Some companies have continued to do the in-depth customer research that is necessary to fully understand their customers’ changing purchase behaviors. However, no company knows how their customers’ digital behavior may change in the very near future—for example, the next three years. For this reason, it is imperative to develop a customer research program that looks not only at usability, but also examines the fundamental contexts and mechanics of the purchasing process, as seen through the eyes of a company’s customers. Obviously, such a research program needs to take into account the new options that continually emerge into customer awareness.
One approach to understanding new usage patterns that I’ve used—and previously written about for UXmatters—is the video diary. Video diaries are a particularly useful method of gaining an in-depth understanding of the rapidly evolving ways in which consumers use multiple, related technologies to achieve their goals.
Ethnographic research is another useful method of getting a very personal window into the life contexts and purchasing-decision processes of customers. Most companies don’t have in-house ethnographic research skills—particularly not resources who can do this research in a way that enables the research to drive UX strategy. But as companies increasingly recognize the growing need to keep up with changing customer behavior that is mediated by technology and UX design, ethnographic research skills will be in greater demand and more agencies will offer them.
If this year’s budget won’t allow you to do video diaries or ethnographic studies, the next best method of discovering new behavioral trends is doing in-depth customer interviews.

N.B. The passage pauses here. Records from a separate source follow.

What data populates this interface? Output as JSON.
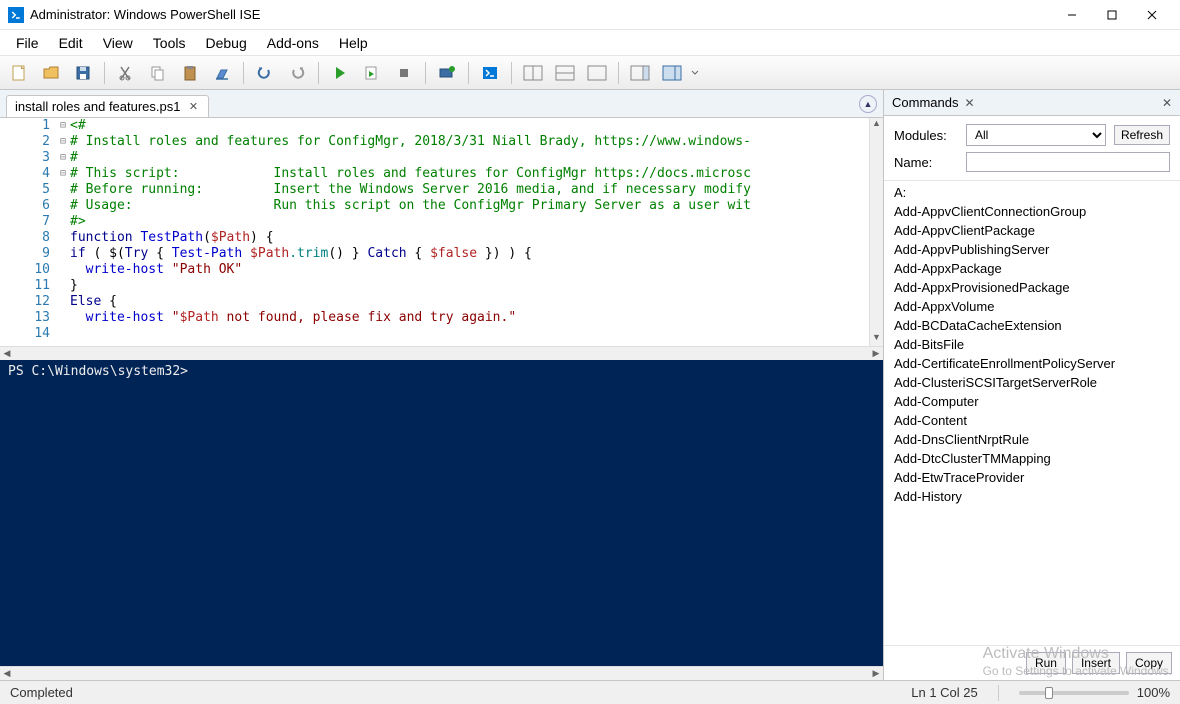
{
  "window": {
    "title": "Administrator: Windows PowerShell ISE"
  },
  "menu": [
    "File",
    "Edit",
    "View",
    "Tools",
    "Debug",
    "Add-ons",
    "Help"
  ],
  "tab": {
    "label": "install roles and features.ps1"
  },
  "code_lines": [
    "<#",
    "# Install roles and features for ConfigMgr, 2018/3/31 Niall Brady, https://www.windows-",
    "#",
    "# This script:            Install roles and features for ConfigMgr https://docs.microsc",
    "# Before running:         Insert the Windows Server 2016 media, and if necessary modify",
    "# Usage:                  Run this script on the ConfigMgr Primary Server as a user wit",
    "#>",
    "",
    "function TestPath($Path) {",
    "if ( $(Try { Test-Path $Path.trim() } Catch { $false }) ) {",
    "  write-host \"Path OK\"",
    "}",
    "Else {",
    "  write-host \"$Path not found, please fix and try again.\""
  ],
  "line_numbers": [
    1,
    2,
    3,
    4,
    5,
    6,
    7,
    8,
    9,
    10,
    11,
    12,
    13,
    14
  ],
  "console": {
    "prompt": "PS C:\\Windows\\system32>"
  },
  "commands_panel": {
    "title": "Commands",
    "modules_label": "Modules:",
    "modules_value": "All",
    "refresh_label": "Refresh",
    "name_label": "Name:",
    "name_value": "",
    "items": [
      "A:",
      "Add-AppvClientConnectionGroup",
      "Add-AppvClientPackage",
      "Add-AppvPublishingServer",
      "Add-AppxPackage",
      "Add-AppxProvisionedPackage",
      "Add-AppxVolume",
      "Add-BCDataCacheExtension",
      "Add-BitsFile",
      "Add-CertificateEnrollmentPolicyServer",
      "Add-ClusteriSCSITargetServerRole",
      "Add-Computer",
      "Add-Content",
      "Add-DnsClientNrptRule",
      "Add-DtcClusterTMMapping",
      "Add-EtwTraceProvider",
      "Add-History"
    ],
    "run_label": "Run",
    "insert_label": "Insert",
    "copy_label": "Copy"
  },
  "status": {
    "left": "Completed",
    "pos": "Ln 1  Col 25",
    "zoom": "100%"
  },
  "watermark": {
    "title": "Activate Windows",
    "sub": "Go to Settings to activate Windows."
  }
}
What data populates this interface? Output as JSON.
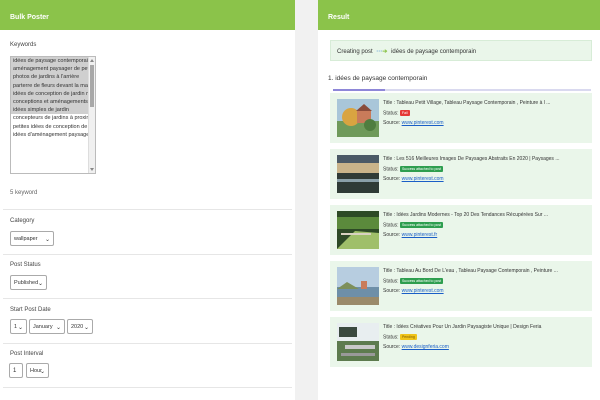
{
  "left_panel": {
    "title": "Bulk Poster",
    "keywords_label": "Keywords",
    "keywords": [
      {
        "text": "idées de paysage contemporain",
        "selected": true
      },
      {
        "text": "aménagement paysager de petite",
        "selected": true
      },
      {
        "text": "photos de jardins à l'arrière",
        "selected": true
      },
      {
        "text": "parterre de fleurs devant la maison",
        "selected": true
      },
      {
        "text": "idées de conception de jardin moderne",
        "selected": true
      },
      {
        "text": "conceptions et aménagements de",
        "selected": true
      },
      {
        "text": "idées simples de jardin",
        "selected": true
      },
      {
        "text": "concepteurs de jardins à proximité",
        "selected": false
      },
      {
        "text": "petites idées de conception de jardin",
        "selected": false
      },
      {
        "text": "idées d'aménagement paysager à",
        "selected": false
      }
    ],
    "keyword_count": "5 keyword",
    "category_label": "Category",
    "category_value": "wallpaper",
    "post_status_label": "Post Status",
    "post_status_value": "Published",
    "start_date_label": "Start Post Date",
    "start_day": "1",
    "start_month": "January",
    "start_year": "2020",
    "interval_label": "Post Interval",
    "interval_value": "1",
    "interval_unit": "Hour"
  },
  "right_panel": {
    "title": "Result",
    "creating_label": "Creating post",
    "creating_keyword": "idées de paysage contemporain",
    "keyword_heading": "1. idées de paysage contemporain",
    "progress": 0.2,
    "status_label": "Status:",
    "source_label": "Source:",
    "results": [
      {
        "title": "Title : Tableau Petit Village, Tableau Paysage Contemporain , Peinture à l ...",
        "status": "Fail",
        "status_color": "#e53935",
        "source": "www.pinterest.com"
      },
      {
        "title": "Title : Les 516 Meilleures Images De Paysages Abstraits En 2020 | Paysages ...",
        "status": "Success attached to post",
        "status_color": "#2e9e4f",
        "source": "www.pinterest.com"
      },
      {
        "title": "Title : Idées Jardins Modernes - Top 20 Des Tendances Récupérées Sur ...",
        "status": "Success attached to post",
        "status_color": "#2e9e4f",
        "source": "www.pinterest.fr"
      },
      {
        "title": "Title : Tableau Au Bord De L'eau , Tableau Paysage Contemporain , Peinture ...",
        "status": "Success attached to post",
        "status_color": "#2e9e4f",
        "source": "www.pinterest.com"
      },
      {
        "title": "Title : Idées Créatives Pour Un Jardin Paysagiste Unique | Design Feria",
        "status": "Pending",
        "status_color": "#f0c419",
        "source": "www.designferia.com"
      }
    ]
  }
}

If possible, interview customers in the contexts where they use the technology—whether in their homes, their offices, or in public places. If not, bring them into your company’s offices for interviews. The types of questions and exercises you should use in conducting such interviews depends on the focus of your research and the specific design problems you are trying to solve. Topics that I have found to be relevant across many UX research projects include the following:
- participant characterization
- contexts of use
- emotions and motivations
- formation of the consideration set
- barriers and opportunities
- case histories
- prioritization of features and content
- description of the ideal experience
- participatory design
Doing research using these methods should enable UX team members to become familiar with their company’s customers—in terms of their top-priority needs, their behaviors, and the traits that differentiate one market segment from another. Without this deep familiarity with customer characteristics, it would be difficult for UX teams to formulate user scenarios and experience maps that realistically portray the multichannel options and decision criteria that customers increasingly use in their day-to-day life contexts.
The most common approach for representing knowledge about customers in an easy to remember format is through the creation of personas, user archetypes, or user profiles. These represent a form of behavioral segmentation, using key user attributes or dimensions as a basis for differentiation. UX designers and strategists can accommodate each of the key segments by taking into account their differentiating attributes. Whenever customer behavior changes noticeably—typically, every one or two years—you should update your personas. And all of the various departments in a company should base their work on the same personas, so efforts to meet customer needs are in alignment across the entire business.